■ **EXERCISE GOAL**
Please copy out each line of the listing that contains the word "this".

■ **DATA UNDER STUDY**
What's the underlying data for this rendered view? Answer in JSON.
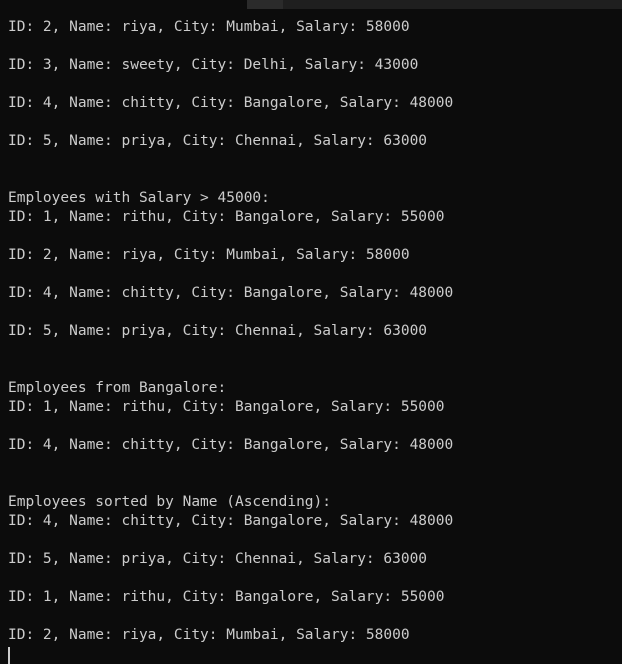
{
  "terminal": {
    "output_lines": [
      "ID: 2, Name: riya, City: Mumbai, Salary: 58000",
      "ID: 3, Name: sweety, City: Delhi, Salary: 43000",
      "ID: 4, Name: chitty, City: Bangalore, Salary: 48000",
      "ID: 5, Name: priya, City: Chennai, Salary: 63000",
      "Employees with Salary > 45000:",
      "ID: 1, Name: rithu, City: Bangalore, Salary: 55000",
      "ID: 2, Name: riya, City: Mumbai, Salary: 58000",
      "ID: 4, Name: chitty, City: Bangalore, Salary: 48000",
      "ID: 5, Name: priya, City: Chennai, Salary: 63000",
      "Employees from Bangalore:",
      "ID: 1, Name: rithu, City: Bangalore, Salary: 55000",
      "ID: 4, Name: chitty, City: Bangalore, Salary: 48000",
      "Employees sorted by Name (Ascending):",
      "ID: 4, Name: chitty, City: Bangalore, Salary: 48000",
      "ID: 5, Name: priya, City: Chennai, Salary: 63000",
      "ID: 1, Name: rithu, City: Bangalore, Salary: 55000",
      "ID: 2, Name: riya, City: Mumbai, Salary: 58000"
    ]
  },
  "colors": {
    "background": "#0c0c0c",
    "text": "#cccccc"
  }
}
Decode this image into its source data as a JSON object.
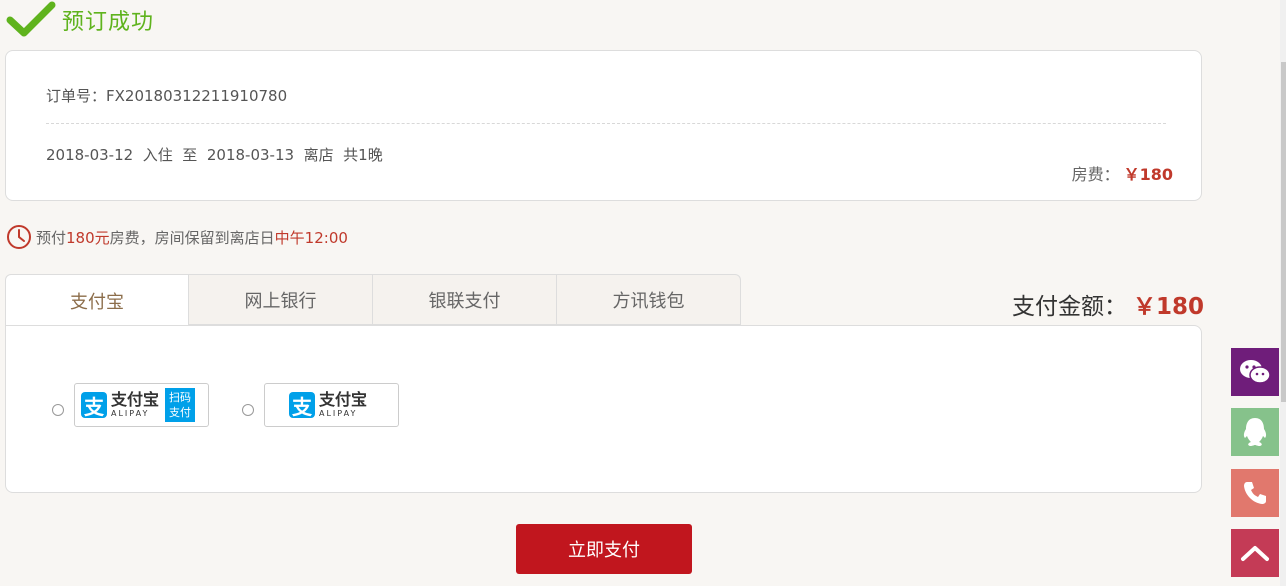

■ **WRITTEN SOLUTION**
What's the underlying data for this rendered view? Answer in JSON.
Decode this image into its source data as a JSON object.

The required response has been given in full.